By Steve Wolszczak, Fibre-optic Program Manager, Acterna
Currently, dense wave division multiplexing (DWDM) techniques and transmission rates above 2.5Gbit/s allow service providers to achieve geometrically increased bandwidth over existing fibre networks, without needing to install new cable runs. As DWDM systems use more of the available spectrum, the ability of the system to perform is becoming increasingly dependent on the current health of the fibre plant itself. Thorough evaluation of the fibre is therefore necessary.
The evaluation of installed fibres against a specified standard, such as those established by the ITU, is known as fibre characterisation. This allows service providers to ensure operability of their spans at higher transmission rates and across more channels by providing detailed information about the fibre. This information allows the provider to maximise total network capacity and target capital investments appropriately.
Fibre characterisation is not new for operators of long-haul networks. However, with the increased deployment of high-bit-rate single- and multi-wavelength systems, operators of short- and medium-haul spans are finding that they, too, must quickly get up to speed on fibre characterisation.
Four characteristics that should be considered include chromatic dispersion (CD), polarisation mode dispersion (PMD), optical return loss (ORL) in the C and L band, and spectral attenuation.
Chromatic dispersion describes one of the basic characteristics of fibre and is caused by variation of the fibre index with wavelength. CD generates a delay between wavelengths and broadens the transmission pulse as it travels along the fibre. This, in turn, provokes distortion and increases the bit-error-rate (BER) ratio of the optical system.
As a result, the distance for higher bit rates can become extremely limited. For example, when the transmission rate is increased from 2.5 to 10Gbit/s, the CD-imposed distance limit might be reduced from 640km to less than 100km. And operating at 40Gbit/s, a fibre with similar CD characteristics could then operate only to a maximum of 5km.
CD testing is recommended for new network installations and upgrades operating at or above 10Gbit/s. CD is measured by looking at the fibre link group-delay values as a function of wavelength. From this information, CD can be calculated and the appropriate dispersion compensation modules can be designed into the network.
Polarisation Mode Dispersion is caused by birefringence in a fibre that is not perfectly circular or has suffered external stresses. PMD is caused by a difference between the indexes of the two orthogonal transmission modes in the fibre. This creates a time delay that causes the transmission pulse to broaden when travelling along the fibre. Unlike CD, currently no PMD compensators are commercially available. The results of PMD testing allow the provider to determine the maximum bit rate and channel loading possible for a given span.
Optical Return Loss occurs as a signal loses power after transmission. The extent of signal loss can be determined by the strength of the returned signal compared to the original transmission. Current transmitter designs require low reflections to perform optimally. For example, a 565Mbit/s system might tolerate an ORL of -21dB and discrete reflections of -27 dB; higher-bit-rate systems demand ORLs below -28dB or less and discrete reflections no higher than -45dB in some cases.
To minimise ORL many providers are replacing existing hardware with low reflection connectors such as so-called "ultra" and/or angled PC connectors.
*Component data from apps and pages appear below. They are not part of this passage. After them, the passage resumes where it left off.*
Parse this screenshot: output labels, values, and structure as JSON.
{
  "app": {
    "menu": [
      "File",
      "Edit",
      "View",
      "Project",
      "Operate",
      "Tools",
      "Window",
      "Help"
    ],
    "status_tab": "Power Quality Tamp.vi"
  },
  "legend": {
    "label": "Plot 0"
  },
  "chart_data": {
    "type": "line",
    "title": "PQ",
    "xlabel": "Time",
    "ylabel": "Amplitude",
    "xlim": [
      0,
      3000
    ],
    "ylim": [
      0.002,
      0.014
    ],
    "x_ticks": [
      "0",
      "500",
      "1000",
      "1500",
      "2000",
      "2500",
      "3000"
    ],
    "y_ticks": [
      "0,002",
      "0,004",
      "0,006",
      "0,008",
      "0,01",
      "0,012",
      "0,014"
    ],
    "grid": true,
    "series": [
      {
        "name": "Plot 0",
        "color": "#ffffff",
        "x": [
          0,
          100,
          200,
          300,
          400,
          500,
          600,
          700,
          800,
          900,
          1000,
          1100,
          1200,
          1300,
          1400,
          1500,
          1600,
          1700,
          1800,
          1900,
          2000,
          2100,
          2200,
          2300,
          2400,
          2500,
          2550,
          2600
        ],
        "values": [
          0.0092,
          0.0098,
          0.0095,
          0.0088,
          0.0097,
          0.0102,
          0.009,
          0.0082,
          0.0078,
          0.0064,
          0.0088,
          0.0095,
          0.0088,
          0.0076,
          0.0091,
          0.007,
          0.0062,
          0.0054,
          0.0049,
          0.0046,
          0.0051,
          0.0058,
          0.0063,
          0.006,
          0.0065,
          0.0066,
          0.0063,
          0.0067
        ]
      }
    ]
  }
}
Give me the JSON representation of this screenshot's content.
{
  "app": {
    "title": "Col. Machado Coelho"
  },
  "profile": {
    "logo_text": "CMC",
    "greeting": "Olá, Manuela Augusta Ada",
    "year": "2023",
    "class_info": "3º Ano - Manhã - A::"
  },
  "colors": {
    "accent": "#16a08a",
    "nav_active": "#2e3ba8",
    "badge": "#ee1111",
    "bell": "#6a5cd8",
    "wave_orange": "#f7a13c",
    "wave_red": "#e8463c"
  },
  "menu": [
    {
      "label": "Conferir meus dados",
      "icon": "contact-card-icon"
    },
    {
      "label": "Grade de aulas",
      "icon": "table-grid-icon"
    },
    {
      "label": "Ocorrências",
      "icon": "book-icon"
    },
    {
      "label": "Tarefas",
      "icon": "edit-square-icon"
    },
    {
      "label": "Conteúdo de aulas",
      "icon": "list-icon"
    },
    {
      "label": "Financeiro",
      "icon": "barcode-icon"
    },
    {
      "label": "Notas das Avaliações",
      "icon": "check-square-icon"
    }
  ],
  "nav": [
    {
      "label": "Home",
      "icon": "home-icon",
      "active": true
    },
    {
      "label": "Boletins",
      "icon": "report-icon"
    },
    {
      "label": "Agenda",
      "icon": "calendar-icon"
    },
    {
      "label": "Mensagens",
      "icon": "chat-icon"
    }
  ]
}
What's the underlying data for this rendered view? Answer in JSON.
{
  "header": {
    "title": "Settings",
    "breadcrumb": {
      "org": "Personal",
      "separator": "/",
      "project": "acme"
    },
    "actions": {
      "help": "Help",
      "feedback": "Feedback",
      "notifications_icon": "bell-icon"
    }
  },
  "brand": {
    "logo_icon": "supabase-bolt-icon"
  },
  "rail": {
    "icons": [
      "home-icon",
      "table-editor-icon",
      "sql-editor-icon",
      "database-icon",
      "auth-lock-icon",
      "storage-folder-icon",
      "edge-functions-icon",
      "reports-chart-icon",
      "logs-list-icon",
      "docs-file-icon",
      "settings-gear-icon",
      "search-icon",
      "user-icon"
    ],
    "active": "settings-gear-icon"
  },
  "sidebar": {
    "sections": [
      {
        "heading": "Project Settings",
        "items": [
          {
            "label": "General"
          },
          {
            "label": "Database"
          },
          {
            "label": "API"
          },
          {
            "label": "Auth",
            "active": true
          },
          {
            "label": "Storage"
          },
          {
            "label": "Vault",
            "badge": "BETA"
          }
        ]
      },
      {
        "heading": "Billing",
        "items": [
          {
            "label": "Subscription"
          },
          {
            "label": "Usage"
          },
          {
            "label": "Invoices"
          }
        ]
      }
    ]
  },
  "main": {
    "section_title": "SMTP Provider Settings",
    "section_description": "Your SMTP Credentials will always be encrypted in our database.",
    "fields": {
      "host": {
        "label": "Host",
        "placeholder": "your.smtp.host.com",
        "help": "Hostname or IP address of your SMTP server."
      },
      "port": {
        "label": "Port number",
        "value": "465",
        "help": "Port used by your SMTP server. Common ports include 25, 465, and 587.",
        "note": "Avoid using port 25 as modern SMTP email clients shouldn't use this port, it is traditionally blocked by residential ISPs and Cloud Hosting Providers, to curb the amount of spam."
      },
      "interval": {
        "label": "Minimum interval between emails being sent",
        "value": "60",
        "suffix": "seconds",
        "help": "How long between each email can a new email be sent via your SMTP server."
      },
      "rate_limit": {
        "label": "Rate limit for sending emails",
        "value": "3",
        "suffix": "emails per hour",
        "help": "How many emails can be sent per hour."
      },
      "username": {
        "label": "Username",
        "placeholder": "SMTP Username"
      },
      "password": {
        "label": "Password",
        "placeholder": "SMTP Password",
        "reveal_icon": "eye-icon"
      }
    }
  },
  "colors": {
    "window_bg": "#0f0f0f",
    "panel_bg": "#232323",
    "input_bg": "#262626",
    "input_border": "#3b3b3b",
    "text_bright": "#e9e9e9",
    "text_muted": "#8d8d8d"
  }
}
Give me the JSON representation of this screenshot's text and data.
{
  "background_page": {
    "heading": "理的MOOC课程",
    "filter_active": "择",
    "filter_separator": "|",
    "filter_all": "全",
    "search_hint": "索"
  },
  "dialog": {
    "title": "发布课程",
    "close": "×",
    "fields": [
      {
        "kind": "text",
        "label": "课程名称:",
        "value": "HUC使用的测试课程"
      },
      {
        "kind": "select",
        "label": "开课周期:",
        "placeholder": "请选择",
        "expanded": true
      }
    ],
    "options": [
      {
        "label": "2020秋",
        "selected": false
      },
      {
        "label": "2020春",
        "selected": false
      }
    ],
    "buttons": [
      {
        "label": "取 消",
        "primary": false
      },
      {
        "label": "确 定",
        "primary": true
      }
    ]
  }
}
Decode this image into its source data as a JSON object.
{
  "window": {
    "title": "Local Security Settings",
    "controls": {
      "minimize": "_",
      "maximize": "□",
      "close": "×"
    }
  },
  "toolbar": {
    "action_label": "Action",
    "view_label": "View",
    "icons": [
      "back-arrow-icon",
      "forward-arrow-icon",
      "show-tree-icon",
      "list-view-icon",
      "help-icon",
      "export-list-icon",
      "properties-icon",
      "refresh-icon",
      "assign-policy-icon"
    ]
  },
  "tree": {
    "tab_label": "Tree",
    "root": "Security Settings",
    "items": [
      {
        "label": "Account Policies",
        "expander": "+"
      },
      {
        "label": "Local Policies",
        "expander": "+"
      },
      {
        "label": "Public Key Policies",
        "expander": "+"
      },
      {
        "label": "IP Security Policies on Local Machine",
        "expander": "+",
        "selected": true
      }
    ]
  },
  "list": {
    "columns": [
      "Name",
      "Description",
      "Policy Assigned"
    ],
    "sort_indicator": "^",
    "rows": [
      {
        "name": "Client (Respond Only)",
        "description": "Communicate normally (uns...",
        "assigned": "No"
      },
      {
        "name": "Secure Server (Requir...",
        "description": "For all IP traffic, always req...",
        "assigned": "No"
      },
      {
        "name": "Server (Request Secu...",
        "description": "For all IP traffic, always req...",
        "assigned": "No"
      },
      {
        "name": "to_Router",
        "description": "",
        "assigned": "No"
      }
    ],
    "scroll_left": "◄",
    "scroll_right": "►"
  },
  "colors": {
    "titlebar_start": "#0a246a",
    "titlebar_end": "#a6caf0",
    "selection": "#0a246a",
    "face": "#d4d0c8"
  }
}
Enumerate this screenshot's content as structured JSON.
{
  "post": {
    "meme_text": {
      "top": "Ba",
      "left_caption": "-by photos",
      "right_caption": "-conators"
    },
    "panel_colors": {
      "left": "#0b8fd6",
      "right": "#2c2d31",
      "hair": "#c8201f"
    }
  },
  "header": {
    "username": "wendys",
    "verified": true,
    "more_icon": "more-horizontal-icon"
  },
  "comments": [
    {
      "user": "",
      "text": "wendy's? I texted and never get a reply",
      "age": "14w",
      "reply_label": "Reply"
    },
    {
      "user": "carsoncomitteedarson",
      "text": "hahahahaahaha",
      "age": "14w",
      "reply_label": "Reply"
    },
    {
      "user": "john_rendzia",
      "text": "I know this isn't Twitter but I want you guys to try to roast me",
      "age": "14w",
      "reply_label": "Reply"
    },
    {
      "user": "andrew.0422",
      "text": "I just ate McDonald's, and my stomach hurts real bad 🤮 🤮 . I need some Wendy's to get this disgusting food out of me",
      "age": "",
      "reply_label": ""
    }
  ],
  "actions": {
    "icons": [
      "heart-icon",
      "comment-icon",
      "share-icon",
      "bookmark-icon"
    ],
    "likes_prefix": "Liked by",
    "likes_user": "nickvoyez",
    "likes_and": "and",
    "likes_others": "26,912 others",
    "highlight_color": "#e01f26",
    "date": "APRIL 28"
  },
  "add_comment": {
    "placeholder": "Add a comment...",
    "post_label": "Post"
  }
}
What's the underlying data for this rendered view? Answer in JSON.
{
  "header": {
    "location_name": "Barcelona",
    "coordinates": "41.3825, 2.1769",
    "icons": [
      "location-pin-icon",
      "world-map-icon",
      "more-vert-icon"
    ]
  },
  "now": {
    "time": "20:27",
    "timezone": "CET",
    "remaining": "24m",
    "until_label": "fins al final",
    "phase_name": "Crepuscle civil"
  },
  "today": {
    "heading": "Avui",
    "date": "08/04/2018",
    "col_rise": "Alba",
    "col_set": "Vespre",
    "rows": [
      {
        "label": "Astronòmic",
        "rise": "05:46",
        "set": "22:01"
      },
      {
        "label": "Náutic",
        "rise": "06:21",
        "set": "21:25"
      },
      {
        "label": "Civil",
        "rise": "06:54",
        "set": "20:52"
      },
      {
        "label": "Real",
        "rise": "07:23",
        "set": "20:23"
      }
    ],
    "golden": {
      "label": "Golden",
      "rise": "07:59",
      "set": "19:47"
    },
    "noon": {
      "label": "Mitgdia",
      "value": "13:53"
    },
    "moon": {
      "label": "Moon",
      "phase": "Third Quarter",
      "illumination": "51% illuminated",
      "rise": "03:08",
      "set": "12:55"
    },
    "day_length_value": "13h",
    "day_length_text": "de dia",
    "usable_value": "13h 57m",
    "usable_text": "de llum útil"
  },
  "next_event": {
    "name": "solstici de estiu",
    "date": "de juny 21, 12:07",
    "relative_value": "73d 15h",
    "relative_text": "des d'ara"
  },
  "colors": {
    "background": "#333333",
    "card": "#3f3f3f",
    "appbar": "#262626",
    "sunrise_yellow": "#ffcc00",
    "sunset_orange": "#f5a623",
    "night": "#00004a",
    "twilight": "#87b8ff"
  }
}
Providers are also replacing existing mid-span splices with fusion splices to eliminate that source of reflection.
Spectral attenuation is the measurement of the loss of the optical signal, with respect to wavelength. Variations in attenuation at different wavelengths of fibre are caused by both the fibre design and fibre installation, primarily bending.
In a DWDM network, it is important to have the same received power level for all channels. As the attenuation of the fibre is not flat over the wavelength spectrum, it is important to measure the spectral attenuation profile to equalise the received power levels of the channels.
Until now, many operators have chosen to repair problems when they arise, rather than perform full characterisation of these links. But simply installing the fibre and turning up services is no longer adequate for today's technologies.
Fortunately, service providers can now take steps to limit or even prevent these problems from occurring by performing a thorough evaluation of fibre spans prior to lighting up DWDM or high-speed services. Fibre characterisation will increase Quality of Service, which leads to satisfied customers, improved network capacity, and the comfort of knowing that the network is capable of delivering on its promise.